I can't decide on the rating. It's something between 3 and 4 stars. There are parts that I really liked and some that I didn't, that I felt exasperated by.
This book is full of religious talk, religious soul-searching, "what is right and wrong in the eyes of God and Jesus?", "who will (and for what reasons) burn in Hellfire?" & "how to save the poor, misguided but perverted degenerates from their wrong, wrong
path?". Some heavy stuff right there. And not nearly as relevant today anymore as once upon a time. Progress and common sense be thanked.
Well, or at least I'd like to think so. Because I personally don't know any person among my friends, work colleagues, fellow students or even just acquaintances who thinks that homosexuality is wrong or a sin.... But then again, I live in a big, modern, multicultural and diverse city known for its great Gay Pride parades and its fairly big LGBTQ community, so my experience might be quite different from others, especially people living, e.g. in smaller towns. And smaller towns in the US? -Well, since I'm not from the USA, I can only judge its openness from TV and Hollywood -- and those, at least, seem to be very

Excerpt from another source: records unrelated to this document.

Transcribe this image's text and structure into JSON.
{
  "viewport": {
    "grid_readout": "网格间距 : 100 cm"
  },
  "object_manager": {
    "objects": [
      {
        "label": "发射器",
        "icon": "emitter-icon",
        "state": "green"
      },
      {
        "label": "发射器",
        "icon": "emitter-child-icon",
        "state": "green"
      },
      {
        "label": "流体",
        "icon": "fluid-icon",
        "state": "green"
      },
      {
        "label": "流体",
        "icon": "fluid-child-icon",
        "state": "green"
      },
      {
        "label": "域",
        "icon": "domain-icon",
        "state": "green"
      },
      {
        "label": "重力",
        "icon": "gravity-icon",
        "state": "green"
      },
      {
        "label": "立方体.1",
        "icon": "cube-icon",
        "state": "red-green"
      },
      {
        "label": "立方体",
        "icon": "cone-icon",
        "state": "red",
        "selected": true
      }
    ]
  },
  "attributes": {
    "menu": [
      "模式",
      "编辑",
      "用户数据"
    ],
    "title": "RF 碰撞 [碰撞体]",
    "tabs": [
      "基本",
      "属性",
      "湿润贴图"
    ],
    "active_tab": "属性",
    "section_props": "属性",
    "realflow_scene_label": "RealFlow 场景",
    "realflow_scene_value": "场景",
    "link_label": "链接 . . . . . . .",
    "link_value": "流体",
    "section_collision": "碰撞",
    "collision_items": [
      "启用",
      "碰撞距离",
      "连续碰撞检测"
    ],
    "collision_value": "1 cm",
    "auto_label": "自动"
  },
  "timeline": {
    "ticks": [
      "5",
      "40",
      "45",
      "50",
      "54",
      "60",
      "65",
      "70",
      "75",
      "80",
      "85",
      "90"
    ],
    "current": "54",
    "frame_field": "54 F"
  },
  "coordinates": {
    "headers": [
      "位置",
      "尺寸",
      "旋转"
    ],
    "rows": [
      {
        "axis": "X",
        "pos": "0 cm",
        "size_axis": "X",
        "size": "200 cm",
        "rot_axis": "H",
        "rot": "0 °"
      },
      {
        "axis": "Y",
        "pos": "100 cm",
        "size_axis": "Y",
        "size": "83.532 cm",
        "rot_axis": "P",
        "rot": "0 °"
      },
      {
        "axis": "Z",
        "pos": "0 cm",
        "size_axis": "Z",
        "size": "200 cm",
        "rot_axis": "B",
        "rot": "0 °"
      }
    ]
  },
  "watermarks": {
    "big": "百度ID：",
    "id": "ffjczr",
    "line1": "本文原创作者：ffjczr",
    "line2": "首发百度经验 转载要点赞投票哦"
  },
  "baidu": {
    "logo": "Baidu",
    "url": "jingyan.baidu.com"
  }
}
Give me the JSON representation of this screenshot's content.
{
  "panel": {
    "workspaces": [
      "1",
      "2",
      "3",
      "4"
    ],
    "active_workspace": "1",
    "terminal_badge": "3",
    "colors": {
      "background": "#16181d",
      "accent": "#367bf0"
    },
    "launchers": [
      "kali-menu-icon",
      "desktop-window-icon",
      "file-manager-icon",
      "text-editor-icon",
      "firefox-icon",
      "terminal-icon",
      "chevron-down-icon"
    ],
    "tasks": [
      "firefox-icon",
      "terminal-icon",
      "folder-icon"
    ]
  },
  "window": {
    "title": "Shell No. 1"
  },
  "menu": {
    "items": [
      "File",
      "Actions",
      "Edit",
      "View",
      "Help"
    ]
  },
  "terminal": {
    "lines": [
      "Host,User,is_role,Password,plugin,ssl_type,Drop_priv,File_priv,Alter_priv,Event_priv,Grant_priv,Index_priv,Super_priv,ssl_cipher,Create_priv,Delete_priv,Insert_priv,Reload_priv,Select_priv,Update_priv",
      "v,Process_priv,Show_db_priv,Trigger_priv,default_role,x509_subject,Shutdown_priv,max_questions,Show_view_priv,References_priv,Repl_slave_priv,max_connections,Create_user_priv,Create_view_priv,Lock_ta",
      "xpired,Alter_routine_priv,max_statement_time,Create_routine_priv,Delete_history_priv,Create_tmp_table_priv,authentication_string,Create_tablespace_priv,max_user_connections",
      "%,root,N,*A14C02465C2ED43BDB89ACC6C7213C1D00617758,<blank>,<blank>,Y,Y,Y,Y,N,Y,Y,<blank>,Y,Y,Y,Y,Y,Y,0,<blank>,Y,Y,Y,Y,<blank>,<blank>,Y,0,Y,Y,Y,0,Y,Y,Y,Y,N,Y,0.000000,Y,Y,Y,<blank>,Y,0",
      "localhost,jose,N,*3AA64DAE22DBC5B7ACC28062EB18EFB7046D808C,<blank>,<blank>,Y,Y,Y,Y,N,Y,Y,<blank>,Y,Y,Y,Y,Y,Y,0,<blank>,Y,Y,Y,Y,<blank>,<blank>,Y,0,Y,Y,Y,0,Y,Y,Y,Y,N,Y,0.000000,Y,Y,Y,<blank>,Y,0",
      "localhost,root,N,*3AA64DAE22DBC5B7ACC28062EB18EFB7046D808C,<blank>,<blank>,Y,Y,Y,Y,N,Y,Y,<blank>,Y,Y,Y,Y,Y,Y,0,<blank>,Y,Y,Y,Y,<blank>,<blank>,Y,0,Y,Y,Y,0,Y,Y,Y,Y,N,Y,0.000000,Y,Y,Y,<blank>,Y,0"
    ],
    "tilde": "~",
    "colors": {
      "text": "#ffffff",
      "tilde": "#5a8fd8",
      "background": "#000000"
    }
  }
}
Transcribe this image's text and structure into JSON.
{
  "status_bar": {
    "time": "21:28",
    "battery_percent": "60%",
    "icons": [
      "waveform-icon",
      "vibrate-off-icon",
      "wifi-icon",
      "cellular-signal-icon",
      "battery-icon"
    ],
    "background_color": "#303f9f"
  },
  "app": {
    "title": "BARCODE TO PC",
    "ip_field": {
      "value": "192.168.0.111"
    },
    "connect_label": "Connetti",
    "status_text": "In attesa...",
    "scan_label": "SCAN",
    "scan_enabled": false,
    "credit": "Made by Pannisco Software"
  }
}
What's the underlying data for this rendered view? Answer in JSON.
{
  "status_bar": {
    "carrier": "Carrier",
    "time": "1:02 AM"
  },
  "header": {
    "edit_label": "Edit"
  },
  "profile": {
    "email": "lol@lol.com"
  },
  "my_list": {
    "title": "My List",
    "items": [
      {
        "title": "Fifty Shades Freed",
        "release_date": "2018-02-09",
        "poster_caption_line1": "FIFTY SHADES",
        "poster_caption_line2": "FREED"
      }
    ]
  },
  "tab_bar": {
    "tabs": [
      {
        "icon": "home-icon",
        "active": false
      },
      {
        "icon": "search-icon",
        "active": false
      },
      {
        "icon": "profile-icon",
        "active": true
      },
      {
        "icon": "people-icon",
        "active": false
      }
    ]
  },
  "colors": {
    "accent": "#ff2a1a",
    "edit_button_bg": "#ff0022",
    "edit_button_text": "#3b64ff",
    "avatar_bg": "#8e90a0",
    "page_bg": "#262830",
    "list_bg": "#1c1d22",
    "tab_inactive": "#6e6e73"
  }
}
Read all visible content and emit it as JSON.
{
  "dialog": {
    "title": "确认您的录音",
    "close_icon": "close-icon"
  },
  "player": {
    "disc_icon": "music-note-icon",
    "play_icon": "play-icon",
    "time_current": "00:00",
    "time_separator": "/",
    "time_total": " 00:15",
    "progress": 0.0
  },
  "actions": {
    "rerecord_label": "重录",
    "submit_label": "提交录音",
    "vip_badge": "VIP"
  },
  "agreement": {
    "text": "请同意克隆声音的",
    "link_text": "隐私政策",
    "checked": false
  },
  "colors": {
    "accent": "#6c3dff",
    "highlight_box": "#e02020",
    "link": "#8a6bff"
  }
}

open and accepting...
Although recent developments let me to seriously doubt that America is as progressive, modern, great, open as it wants the rest of the world believe it to be... I'm sure you all know what I'm talking about....
No country is, unfortunately, free of hillbillies and hatemongers. More's the utter pity when these people get to be parents, teachers or preachers of persons who are different from their defined 'normal', who struggle with who they are. Because all these backwards people can offer such a person is hate (rather than acceptance) and stir up self-loathing and desperation in them.
So, this book might offer the one or other teenager who is struggling with a crisis of identity, sexuality and/or faith comfort and give them the strength to be who they are instead of who they are expected to be...
As for me, since I am a convinced atheist who thinks that any and every religion can be and is poisonous for a countless number of reasons and is, quite frankly, a man
-made invention, ... well. I think all this talk about "is homosexuality wrong in the eyes of God; is it a sin?" couldn't be less relevant or important. Because in my opinion there's no God who judges any of us for our actions, life choices, and least of all for who we love. Even if there was, for the sake of argument, a God why would He/She/It care about anybody's sexuality?? The Bible, as well as any other religious book (that is known to me, at least) is full of discriminate, misogynistic stuff made up by men. Stuff that is as archaic as the time it was first written down... (I know, religion and faith are impossible to argue about because they're simply unverifiable, so any discussion thereof is just endless, unsolvable and pointless... but this is my very humble opinion.)
Why does my stance to religion matter at all, in terms of my review of this book, you may ask? Well, because while reading "Lead Me Not" I could hardly relate to the characters or their struggle. I was totally exasperated at times, yelling "Who the fuck cares what the Bible has to say about homosexuality?" at my Kindle. I simply can't comprehend why anyone would care about what some people, some men, wrote on a piece of paper, in a book thousands of years ago and declared to be God's Word. Especially since His supposed Word is far from clear, undisputed and un-ambiguous.
So, you might see my dilemma.
Because here we deal with not just one, but two very Christian protagonists who imploringly ask God what His plan for them is. Ask Him to help them. To lead them towards the righteous path. And they do so frequently, throughout the whole book.
I couldn't care less. Tbh.
But, even despite all this, and despite the clichés -- about hate-spewing preachers talking about damnation and sin and hellfire, about the 'gay lifestyle' and its relation to promiscuity, about parents throwing their children out due to being gay, them ending up on the street, hustling, possibly contracting diseases, being raped etc.** -- I found myself enjoying this tale of self-discovery and love.
Even though I couldn't relate to their religious struggle, I could relate to their general struggle of accepting oneself, of finding love, of overcoming obstacles. Both characters grew on me, made me sappily rooting for them to get their HEA. Which was a surprise, really. But I ended up liking the books despite myself.
And since I was lucky enough to grab this book for free, I feel generous enough to round my rating up to 4 stars.
So, even if religion isn't something you relate to, especially not the hardcore preaching kind the book entails, it is possible to enjoy the journey of these two characters. I certainly was drawn into their drama.
(**I am aware that that can happen, that it's the harsh and terrible reality for some people; and every single time it happens is one time too many! But still, as far as books/fiction about gay romance go all of this is an often used cliché... The tortured hero(es). And love heals all wounds, even ones as horrible as this.)